There are a number of variants of atopic hand rash, including hyperkeratotic eczema, nummular eczema and Dyshidrotic eczema. The diagnosis is done by performing a physical examination, studying the patient’s medical history, conducting patches, taking scrapings, and sometimes even doing a biopsy.
Treatments for Hand Rash
Treatments for hand rashes usually start with removing triggers. Doctors usually utilize topical medications and steroids such as Elidel and Protopic. Dermatologists recommend aggressive use of moisturizers, vinyl gloves, emollients and non-soap cleansers. Additionally, doctors strongly recommend the avoidance of irritants like household chemicals, soaps and detergents.
Furthermore, a person having hand dermatitis may use soaks and coverings such as Saran wrap or cotton gloves to improve the penetration and effect of topical steroids. Sometimes doctors recommend it when the case of hand rash is really bad. Avoid taking high-potency steroids for long periods, as they can cause thinning of the skin. Alternate various steroid compounds and strengths to boost effectiveness and alleviate resistance.

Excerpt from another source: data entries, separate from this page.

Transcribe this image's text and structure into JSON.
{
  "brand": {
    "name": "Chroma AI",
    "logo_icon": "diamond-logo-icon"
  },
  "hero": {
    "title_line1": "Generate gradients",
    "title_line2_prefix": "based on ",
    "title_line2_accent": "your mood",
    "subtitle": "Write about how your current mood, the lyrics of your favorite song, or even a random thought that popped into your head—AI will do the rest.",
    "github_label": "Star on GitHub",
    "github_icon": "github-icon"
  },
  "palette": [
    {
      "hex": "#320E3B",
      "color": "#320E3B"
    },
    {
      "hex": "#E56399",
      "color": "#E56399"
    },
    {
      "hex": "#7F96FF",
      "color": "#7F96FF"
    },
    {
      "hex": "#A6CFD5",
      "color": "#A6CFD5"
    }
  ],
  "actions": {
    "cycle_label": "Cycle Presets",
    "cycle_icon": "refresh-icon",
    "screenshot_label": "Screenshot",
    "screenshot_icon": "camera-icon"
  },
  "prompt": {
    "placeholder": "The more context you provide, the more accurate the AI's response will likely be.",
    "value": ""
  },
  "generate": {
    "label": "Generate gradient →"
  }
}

Treatments differ depending on the cause of red rashes on the hand.
For contact dermatitis, you eliminate the triggers. For fungal infections, you use antifungal medications, and you not just treat your hands, but other affected areas as well. For atopic dermatitis, use topical steroids, tars and topical calcineurin inhibitors like Elidel and Protopic. Also, you must avoid soap, wear vinyl gloves for all wet work and use creamy moisturizers. Avoid doing jobs for the time being, where the hands might get irritated and the rash worsens.
Advanced Therapies for Severe Hand Rash
Ultraviolet light, with and without a drug named psoralen, is highly effectual even for the most severe cases known. In topical PUVA, the psoralen us applied to the hands before putting them under the UVA light, making it susceptible to the light. As a consequence, the allergy cells in the skin are changed, and this temporarily controls the rash.
Another well-known therapy utilized to amend the cells involved in the inflammation is Grenz ray therapy. This is an older treatment that is effective and safe. The therapy is a black light, which has energy that borders on X-ray, however, it does not penetrate beyond the skin. Both of the therapies require several sessions be completed, and are done in addition to all of the other precautions and treatments. Once completed, the therapeutic health benefits can last up to 6-months.
For oozing or blistered red rashes on the hand, compresses may be prescribed. After the acute condition heals in a week or so, stop the soaks and use recommended moisturizes and prescription creams. Recurrences may still happen, but do not worry. The treatments can be repeated.
Even though it is ugly, itchy and painful, get to know the cause, consult the dermatologist and follow the prescribed treatments to cure any malicious, red rash on your hand.